To discuss Scene Traditionalism adequately would take an entire article, which I am not yet in a position to write. Some mention of it in this blog is, however, long overdue. It is one of the most important and fastest growing forms of Traditionalism in the West today.
Scene Traditionalism is more European than American, and has a certain Northern European and Scandinavian emphasis. It is generally musical, Traditionalist, and neo-pagan; it is sometimes also political, in which case it will be rightist.
One typical figure is an American, Michael Moynihan (born 1969). Moynihan is the musician who established the band Blood Axis. He is also an editor of the Traditionalist journal Tyr: Myth—Culture—Tradition, and a member of the neo-pagan Tribe of The Wulfings.

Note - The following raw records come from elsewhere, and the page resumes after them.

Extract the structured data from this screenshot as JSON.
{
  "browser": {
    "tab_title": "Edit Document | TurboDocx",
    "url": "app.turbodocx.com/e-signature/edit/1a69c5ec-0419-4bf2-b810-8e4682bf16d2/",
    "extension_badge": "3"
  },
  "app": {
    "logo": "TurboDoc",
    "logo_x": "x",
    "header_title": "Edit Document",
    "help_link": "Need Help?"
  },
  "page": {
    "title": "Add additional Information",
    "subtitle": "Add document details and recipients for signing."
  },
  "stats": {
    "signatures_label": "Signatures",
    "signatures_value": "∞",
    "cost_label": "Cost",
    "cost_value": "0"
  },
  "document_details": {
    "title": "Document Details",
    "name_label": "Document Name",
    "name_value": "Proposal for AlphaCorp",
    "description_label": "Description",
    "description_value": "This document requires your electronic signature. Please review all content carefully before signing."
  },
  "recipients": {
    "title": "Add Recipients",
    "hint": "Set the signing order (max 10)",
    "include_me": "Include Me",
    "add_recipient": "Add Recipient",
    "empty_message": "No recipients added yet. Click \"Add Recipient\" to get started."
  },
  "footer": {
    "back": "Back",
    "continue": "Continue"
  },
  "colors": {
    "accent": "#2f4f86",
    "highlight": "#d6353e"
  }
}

Another typical band is Sol Invictus, based in England. Their first ever release, in 1987, was entitled Against the Modern World(!).
Neither Blood Axis nor Sol Invictus is well known. The Swedish group Therion, however, is well known--though their debt to Traditionalism is less clear. One track on their recent album Gothic Kabbalah is entitled "Perennial Sophia," but its lyrics would hardly have appealed to Guénon.
One immediate question about Scene Traditionalism is how serious it is: are they really Traditionalists, or do they just use Traditionalism as part of a strategy of deliberate transgression? Moynihan's journal Tyr is certainly serious, but that does not mean the whole scene is seriously Traditionalist.
A starting bibliography would include:
- Stephen McNallen, "Three Decades of the Ásatrú Revival in America" Tyr 2 (2003-04), pp. 202-220.
- Michael Moynihan and Didrik Soderlind, Lords of Chaos: The Bloody Rise of the Satanic Metal Underground (Los Angeles: Feral House; London: Turnaround, 2003).